I have seen some videos taken from CBS 60 minutes and another CBS news release that outlines an approach to growing organ parts (see here and here). The challenge of growing an entire organ like hair (which is a complete organ containing skin, glands, fat, nerves, blood vessels, stem cells and special hair growing cells) is more difficult than these video examples of finger tip and heart valve growth. Much of this research has been funded by the U.S. government and military and one has to be careful about taking such early studies and expanding on its greater meaning.
A number of readers recently pointed me to a press release apparently sent out by Drs. Hitzig and Cooley proclaiming they’ve successfully cloned hair using a special powder called MatriStem MicroMatrix. Here’s a part of the press release:
MatriStem MicroMatrix, a product of regenerative medicine innovator, ACell, Inc., is a wound healing powder that promotes healing and tissue growth and has now proven to help regenerate hair in the donor and recipient regions of hair transplant patients. While intended for diabetic ulcers, venous ulcers, pressure ulcers, traumatic wounds, second degree burns, surgical wounds (donor sites/grafts) and trauma wounds, Hitzig and Cooley have found that its properties offer a broader scope of treatment, including hair cloning.
There are some very early ideas on how this might work with hair, but there is no solid research available to support the hair claims. The press release is a bit sensationally written on the hair side, and I’d suspect this was sent out by an overzealous PR agency with a flair for the dramatic, rather than this being a case of these doctors claiming to do something that can’t be done with any consistency.

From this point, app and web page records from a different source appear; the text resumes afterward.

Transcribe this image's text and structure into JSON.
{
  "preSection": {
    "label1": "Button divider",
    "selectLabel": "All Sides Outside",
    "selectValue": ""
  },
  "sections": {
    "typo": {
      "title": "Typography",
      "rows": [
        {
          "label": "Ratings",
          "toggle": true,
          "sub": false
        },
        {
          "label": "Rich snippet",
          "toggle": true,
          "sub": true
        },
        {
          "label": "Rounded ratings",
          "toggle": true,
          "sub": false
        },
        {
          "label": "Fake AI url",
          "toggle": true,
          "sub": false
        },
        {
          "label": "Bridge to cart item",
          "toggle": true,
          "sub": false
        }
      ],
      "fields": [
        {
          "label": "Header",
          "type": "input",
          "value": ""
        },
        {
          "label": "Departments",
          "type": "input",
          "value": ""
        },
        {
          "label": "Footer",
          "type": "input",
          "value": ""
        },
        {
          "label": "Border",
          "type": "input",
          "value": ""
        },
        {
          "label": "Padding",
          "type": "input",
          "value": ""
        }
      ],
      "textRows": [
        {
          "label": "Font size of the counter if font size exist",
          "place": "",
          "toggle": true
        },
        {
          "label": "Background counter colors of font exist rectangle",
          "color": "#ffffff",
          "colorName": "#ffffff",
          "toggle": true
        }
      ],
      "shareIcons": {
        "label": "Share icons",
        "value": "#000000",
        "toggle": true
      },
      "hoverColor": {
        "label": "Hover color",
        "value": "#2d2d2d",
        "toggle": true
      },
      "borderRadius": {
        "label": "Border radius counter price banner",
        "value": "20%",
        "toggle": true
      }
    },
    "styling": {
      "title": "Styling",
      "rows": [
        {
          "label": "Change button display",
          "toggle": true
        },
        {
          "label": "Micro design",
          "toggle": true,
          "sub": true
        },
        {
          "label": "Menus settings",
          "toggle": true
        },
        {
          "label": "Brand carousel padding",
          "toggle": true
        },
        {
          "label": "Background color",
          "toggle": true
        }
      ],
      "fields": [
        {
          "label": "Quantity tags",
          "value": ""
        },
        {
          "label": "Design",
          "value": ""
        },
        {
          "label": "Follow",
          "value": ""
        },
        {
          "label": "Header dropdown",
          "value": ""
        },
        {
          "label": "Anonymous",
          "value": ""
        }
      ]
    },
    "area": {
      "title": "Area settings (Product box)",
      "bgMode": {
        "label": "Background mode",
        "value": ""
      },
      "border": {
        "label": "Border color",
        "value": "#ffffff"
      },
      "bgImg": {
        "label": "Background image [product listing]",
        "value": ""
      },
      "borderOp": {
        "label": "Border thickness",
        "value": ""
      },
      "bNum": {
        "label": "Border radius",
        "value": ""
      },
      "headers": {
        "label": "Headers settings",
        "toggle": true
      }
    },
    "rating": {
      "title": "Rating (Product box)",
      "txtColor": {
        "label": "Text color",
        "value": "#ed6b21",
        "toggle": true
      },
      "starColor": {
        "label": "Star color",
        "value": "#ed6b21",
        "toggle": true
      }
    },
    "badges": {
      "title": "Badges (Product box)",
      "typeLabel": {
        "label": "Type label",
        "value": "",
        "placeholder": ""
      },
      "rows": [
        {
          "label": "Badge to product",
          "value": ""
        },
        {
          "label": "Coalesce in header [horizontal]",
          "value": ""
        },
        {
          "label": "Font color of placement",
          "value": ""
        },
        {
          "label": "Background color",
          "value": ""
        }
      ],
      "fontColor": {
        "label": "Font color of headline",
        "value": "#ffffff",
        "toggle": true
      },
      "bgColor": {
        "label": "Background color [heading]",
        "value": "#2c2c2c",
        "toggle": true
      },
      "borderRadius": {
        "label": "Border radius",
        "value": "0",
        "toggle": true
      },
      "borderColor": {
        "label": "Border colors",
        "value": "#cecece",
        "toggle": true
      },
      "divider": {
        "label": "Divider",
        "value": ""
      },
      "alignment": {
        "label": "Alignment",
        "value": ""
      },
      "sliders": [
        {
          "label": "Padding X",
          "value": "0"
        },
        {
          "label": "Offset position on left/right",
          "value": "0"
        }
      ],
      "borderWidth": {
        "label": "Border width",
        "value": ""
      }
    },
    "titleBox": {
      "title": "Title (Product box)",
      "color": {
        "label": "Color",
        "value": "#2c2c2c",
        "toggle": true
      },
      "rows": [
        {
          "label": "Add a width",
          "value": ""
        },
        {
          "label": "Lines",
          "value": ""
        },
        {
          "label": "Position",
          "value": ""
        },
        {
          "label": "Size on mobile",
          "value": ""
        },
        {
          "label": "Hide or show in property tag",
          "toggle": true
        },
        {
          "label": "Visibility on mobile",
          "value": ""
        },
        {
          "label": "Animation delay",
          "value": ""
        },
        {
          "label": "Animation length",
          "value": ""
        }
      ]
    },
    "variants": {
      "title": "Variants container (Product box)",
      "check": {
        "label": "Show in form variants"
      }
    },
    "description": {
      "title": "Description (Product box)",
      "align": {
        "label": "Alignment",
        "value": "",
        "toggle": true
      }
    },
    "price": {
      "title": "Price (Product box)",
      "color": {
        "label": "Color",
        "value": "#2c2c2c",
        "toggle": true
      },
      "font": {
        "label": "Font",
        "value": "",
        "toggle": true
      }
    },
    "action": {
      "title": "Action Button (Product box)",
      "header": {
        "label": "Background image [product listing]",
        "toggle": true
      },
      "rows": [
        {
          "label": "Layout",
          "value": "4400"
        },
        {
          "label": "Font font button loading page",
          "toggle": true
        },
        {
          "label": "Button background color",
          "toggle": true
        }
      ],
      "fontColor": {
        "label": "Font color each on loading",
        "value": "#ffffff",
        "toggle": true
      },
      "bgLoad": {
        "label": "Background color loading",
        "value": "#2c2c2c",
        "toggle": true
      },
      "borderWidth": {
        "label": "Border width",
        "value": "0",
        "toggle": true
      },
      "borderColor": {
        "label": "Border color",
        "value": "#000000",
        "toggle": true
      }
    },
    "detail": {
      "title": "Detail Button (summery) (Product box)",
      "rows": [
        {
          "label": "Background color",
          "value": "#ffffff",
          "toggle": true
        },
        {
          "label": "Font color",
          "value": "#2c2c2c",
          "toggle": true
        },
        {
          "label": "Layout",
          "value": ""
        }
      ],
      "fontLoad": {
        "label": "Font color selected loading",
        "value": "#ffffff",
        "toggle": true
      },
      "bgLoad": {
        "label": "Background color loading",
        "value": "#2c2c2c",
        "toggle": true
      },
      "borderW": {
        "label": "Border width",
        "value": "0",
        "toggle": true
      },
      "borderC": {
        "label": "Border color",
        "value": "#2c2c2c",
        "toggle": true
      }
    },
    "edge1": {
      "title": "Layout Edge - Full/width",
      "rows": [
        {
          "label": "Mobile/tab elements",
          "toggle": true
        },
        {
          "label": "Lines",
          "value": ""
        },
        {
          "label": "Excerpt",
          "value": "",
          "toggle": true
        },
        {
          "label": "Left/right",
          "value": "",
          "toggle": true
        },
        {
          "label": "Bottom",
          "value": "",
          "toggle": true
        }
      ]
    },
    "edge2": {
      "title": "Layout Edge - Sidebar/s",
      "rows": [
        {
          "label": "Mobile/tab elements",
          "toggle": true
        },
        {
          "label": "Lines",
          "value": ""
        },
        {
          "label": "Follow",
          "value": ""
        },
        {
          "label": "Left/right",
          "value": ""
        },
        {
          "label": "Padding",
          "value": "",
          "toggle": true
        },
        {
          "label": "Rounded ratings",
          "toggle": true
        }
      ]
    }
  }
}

You can read the full text of the PR here.
Photo source: Associated Press